• Aim of the exercise: Could you copy each line of the listing that holds "watermark"?
--- Data for this task Enclosed Below ---
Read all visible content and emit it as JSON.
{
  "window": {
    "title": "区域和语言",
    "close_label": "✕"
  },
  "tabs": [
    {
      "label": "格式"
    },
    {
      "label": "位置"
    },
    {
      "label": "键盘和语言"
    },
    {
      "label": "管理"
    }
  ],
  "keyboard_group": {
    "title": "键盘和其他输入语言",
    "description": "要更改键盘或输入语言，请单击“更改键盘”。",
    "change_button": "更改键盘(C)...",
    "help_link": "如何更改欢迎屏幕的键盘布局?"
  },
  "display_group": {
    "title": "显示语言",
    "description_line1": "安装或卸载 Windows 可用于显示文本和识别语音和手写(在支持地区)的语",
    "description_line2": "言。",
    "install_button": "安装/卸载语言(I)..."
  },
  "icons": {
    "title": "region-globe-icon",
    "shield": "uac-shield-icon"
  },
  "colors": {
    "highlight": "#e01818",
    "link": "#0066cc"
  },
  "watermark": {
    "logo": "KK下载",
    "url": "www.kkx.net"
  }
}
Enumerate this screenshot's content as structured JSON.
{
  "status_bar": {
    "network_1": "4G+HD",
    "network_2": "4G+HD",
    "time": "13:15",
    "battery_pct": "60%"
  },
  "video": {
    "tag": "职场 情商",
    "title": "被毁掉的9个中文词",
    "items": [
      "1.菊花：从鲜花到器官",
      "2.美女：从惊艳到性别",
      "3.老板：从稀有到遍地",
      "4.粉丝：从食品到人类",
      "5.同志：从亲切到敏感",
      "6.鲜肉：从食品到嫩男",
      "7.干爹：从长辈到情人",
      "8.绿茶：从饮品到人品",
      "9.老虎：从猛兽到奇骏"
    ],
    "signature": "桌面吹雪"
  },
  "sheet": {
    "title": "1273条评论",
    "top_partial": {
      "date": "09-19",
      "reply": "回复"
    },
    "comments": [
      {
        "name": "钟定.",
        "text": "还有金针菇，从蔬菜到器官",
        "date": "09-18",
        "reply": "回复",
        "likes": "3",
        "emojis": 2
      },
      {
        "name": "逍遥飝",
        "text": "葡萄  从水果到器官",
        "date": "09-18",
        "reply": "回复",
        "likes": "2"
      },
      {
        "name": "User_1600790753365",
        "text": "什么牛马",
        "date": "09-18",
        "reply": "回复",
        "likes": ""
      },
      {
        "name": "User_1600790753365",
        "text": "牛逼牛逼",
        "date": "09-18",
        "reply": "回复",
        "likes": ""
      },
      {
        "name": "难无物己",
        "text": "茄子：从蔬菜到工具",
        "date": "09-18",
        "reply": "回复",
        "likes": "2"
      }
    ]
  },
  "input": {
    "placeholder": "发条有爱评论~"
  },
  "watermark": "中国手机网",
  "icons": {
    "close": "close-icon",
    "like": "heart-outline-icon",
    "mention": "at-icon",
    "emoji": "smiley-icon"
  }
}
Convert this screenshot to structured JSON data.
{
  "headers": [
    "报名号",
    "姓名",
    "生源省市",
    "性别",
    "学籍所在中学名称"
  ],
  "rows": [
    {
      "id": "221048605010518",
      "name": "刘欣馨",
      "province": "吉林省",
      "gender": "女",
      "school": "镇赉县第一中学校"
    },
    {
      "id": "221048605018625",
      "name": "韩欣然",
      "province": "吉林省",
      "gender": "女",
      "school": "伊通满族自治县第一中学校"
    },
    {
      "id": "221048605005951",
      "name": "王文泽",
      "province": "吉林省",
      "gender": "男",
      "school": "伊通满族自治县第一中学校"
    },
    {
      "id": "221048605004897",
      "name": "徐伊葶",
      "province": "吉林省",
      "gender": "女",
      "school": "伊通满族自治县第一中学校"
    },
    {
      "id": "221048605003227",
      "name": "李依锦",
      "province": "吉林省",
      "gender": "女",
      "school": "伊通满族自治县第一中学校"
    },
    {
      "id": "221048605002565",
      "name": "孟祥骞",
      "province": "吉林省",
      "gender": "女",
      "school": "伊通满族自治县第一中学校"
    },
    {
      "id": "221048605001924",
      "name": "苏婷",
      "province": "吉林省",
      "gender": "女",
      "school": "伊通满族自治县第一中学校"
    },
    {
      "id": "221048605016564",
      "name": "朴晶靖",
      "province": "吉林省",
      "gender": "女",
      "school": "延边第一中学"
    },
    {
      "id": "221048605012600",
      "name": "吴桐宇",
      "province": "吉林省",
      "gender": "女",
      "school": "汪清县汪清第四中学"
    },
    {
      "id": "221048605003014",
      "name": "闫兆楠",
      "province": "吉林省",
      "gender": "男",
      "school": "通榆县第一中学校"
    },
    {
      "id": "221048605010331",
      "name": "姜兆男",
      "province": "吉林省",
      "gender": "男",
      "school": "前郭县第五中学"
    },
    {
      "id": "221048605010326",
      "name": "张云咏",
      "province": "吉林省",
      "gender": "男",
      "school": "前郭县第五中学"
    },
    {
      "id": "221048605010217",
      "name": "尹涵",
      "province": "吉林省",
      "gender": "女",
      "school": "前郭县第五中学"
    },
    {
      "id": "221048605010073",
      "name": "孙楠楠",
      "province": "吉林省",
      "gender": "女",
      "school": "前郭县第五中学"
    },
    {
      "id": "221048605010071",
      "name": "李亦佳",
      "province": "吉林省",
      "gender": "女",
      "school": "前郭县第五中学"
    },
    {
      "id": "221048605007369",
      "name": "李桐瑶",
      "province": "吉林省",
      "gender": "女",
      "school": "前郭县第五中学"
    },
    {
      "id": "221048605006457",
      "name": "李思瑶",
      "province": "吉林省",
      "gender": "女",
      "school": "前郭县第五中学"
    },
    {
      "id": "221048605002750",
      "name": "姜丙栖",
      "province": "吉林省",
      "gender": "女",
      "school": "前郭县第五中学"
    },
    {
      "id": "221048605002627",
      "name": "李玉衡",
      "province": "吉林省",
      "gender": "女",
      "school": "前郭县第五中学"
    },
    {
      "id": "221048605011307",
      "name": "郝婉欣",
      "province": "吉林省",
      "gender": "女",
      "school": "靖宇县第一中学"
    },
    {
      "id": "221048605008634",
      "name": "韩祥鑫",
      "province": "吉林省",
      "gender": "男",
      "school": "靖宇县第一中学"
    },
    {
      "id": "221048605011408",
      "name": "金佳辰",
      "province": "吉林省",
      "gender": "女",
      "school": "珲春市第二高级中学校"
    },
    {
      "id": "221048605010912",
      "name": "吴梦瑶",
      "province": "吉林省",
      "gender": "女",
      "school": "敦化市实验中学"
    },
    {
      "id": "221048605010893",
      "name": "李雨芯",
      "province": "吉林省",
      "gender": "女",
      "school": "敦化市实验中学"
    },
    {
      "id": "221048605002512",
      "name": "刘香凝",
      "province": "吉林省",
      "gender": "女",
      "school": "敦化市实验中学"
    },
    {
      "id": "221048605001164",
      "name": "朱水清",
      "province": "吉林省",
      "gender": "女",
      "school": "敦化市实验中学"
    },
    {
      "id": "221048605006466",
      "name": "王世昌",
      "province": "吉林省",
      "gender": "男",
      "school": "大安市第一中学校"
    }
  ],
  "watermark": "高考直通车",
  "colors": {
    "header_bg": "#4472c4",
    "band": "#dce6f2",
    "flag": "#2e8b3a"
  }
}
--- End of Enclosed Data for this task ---
• Expected answer:
  "watermark": {
  "watermark": "中国手机网",
  "watermark": "高考直通车",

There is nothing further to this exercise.